# Exercise description
Extract all lines from the data beneath that include the word "AZURE".

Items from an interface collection
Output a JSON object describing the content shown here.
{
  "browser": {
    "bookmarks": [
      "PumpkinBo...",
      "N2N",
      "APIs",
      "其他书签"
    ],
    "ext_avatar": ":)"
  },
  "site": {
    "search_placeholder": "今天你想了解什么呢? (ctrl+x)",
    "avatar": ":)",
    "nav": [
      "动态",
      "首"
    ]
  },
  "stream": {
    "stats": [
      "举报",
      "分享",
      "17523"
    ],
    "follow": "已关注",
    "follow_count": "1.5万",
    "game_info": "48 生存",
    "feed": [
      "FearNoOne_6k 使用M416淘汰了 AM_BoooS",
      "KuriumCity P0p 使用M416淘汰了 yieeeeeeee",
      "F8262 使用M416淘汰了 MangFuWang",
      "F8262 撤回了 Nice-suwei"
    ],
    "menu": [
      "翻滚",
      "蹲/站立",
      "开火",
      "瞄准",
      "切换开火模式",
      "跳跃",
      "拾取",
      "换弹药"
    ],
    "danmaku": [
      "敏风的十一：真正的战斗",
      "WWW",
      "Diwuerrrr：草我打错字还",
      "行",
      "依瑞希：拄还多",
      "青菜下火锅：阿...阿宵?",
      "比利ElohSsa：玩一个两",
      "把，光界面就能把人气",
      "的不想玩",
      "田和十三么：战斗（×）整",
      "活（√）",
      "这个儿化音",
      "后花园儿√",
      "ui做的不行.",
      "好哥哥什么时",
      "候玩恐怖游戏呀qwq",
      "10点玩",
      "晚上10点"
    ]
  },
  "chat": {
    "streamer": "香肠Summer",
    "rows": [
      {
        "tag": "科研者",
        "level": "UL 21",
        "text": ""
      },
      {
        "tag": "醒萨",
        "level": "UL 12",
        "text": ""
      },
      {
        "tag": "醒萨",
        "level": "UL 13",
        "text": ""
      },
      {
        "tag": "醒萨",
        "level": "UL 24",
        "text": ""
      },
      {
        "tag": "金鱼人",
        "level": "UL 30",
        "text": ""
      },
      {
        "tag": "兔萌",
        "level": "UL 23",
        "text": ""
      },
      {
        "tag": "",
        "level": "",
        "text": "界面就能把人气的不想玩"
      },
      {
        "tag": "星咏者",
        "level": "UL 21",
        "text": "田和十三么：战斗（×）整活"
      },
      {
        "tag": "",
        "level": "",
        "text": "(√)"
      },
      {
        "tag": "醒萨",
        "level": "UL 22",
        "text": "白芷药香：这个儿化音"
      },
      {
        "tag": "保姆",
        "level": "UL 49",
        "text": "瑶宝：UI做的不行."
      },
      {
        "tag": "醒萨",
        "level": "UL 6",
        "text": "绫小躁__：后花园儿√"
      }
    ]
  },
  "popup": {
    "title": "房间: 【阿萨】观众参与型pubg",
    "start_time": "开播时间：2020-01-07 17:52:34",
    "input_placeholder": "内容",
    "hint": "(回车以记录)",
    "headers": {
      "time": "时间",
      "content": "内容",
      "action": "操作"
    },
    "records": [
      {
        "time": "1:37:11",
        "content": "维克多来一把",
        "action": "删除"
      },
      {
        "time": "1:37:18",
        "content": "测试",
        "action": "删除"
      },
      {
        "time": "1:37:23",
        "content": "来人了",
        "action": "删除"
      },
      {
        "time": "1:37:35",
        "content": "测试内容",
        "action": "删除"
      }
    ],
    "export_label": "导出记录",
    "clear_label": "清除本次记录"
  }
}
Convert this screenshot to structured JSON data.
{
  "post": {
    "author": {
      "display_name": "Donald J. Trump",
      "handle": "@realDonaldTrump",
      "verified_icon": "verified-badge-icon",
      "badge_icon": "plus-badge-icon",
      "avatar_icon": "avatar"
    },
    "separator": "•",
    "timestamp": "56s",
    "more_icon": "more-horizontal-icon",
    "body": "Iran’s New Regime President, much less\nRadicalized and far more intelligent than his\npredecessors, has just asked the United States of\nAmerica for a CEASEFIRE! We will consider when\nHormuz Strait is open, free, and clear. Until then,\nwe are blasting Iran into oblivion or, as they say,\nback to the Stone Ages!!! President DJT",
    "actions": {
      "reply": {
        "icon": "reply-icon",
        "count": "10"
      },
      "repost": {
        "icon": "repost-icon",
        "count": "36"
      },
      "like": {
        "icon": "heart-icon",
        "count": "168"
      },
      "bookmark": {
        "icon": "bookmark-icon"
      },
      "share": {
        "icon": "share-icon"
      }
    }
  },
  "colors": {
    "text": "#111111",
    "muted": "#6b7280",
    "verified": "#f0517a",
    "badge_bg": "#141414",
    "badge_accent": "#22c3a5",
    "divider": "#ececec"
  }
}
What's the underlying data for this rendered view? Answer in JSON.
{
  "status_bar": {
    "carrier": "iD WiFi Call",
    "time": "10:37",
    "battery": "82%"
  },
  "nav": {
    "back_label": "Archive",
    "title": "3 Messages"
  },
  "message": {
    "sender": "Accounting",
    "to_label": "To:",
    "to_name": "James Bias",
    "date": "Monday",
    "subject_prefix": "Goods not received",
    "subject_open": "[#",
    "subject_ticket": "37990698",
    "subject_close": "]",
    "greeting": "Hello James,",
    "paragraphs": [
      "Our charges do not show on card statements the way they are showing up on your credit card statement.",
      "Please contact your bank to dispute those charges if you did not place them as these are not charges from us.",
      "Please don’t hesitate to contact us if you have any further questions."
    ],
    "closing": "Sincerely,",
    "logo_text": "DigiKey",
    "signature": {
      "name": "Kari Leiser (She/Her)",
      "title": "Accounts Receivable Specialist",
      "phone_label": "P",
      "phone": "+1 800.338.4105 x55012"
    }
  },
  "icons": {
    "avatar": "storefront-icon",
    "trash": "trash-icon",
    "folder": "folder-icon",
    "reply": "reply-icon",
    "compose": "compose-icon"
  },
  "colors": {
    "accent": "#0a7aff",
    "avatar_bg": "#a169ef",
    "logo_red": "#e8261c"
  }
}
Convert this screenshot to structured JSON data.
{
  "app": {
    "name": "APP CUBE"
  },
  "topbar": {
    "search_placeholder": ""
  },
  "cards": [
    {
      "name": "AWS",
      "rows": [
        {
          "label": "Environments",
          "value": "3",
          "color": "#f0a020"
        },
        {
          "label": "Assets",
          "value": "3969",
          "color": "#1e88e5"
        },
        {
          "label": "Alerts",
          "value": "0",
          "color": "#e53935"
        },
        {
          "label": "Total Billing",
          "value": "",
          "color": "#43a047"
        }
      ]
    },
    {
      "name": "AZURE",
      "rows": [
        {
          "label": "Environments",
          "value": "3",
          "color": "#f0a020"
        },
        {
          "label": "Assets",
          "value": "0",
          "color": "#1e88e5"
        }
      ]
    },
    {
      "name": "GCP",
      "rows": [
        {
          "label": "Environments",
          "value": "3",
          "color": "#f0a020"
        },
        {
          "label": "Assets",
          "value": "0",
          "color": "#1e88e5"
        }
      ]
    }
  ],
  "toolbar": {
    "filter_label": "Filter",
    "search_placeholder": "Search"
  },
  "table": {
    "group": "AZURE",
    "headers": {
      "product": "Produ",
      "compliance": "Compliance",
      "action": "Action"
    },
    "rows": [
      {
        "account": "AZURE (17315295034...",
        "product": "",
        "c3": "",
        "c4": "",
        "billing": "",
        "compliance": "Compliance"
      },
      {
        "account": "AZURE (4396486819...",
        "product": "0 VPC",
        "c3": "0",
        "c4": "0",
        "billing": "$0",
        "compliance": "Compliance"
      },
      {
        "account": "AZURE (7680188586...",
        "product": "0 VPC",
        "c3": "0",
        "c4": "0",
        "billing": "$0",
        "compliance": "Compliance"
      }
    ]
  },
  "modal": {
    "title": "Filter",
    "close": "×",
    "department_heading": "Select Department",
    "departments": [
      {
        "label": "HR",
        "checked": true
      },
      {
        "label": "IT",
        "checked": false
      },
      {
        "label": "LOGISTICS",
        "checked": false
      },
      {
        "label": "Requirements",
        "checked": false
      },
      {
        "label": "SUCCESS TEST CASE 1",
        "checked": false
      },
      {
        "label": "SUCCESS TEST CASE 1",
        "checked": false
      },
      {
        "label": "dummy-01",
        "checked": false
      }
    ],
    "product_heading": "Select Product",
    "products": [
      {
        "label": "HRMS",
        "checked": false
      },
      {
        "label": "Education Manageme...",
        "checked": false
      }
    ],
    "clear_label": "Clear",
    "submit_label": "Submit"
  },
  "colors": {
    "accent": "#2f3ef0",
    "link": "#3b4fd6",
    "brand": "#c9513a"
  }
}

# Answer to the problem
      "name": "AZURE",
    "group": "AZURE",
        "account": "AZURE (17315295034...",
        "account": "AZURE (4396486819...",
        "account": "AZURE (7680188586...",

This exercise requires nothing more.